Data section start

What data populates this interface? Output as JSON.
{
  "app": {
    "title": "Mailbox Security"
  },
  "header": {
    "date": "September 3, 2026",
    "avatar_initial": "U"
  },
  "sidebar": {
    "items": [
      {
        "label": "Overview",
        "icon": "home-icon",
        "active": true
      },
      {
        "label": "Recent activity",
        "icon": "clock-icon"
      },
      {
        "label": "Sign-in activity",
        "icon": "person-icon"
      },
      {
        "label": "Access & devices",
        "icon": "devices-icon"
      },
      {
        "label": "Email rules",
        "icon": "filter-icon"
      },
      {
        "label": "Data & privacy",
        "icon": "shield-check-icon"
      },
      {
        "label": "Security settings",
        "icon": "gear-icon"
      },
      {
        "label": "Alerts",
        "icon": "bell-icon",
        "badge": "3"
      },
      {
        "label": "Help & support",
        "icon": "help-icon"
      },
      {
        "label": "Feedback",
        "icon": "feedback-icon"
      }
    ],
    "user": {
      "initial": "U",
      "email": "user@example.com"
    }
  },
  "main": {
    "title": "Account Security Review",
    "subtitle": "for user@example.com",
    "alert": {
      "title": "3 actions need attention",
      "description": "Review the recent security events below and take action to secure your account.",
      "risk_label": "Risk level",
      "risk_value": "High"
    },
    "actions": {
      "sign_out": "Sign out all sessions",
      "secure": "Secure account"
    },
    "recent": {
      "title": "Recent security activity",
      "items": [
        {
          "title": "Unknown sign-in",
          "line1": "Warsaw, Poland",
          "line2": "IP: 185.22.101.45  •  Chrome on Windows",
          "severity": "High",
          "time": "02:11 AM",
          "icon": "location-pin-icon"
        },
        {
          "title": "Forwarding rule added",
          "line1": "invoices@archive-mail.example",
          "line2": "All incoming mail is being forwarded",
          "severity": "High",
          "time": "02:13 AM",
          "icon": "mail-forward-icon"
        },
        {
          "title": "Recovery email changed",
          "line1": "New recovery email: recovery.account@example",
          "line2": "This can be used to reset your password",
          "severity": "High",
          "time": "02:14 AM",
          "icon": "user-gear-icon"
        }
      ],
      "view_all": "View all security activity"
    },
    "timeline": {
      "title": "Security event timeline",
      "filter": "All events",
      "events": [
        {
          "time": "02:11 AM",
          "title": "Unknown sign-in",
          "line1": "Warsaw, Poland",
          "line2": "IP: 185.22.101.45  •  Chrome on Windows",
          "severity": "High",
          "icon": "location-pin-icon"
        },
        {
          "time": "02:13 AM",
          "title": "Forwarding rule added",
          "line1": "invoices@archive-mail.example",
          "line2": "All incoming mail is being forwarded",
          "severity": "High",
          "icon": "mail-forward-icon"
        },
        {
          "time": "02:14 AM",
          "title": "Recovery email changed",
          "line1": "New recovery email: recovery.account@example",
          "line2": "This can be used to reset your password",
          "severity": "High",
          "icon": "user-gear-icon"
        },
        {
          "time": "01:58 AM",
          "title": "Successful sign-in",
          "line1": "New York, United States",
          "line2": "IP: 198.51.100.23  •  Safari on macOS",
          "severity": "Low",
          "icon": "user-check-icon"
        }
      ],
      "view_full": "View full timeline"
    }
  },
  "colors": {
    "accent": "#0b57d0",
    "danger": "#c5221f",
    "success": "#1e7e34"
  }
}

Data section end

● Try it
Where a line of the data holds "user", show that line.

● The answer
    "user": {
      "email": "user@example.com"
    "subtitle": "for user@example.com",
          "icon": "user-gear-icon"
          "icon": "user-gear-icon"
          "icon": "user-check-icon"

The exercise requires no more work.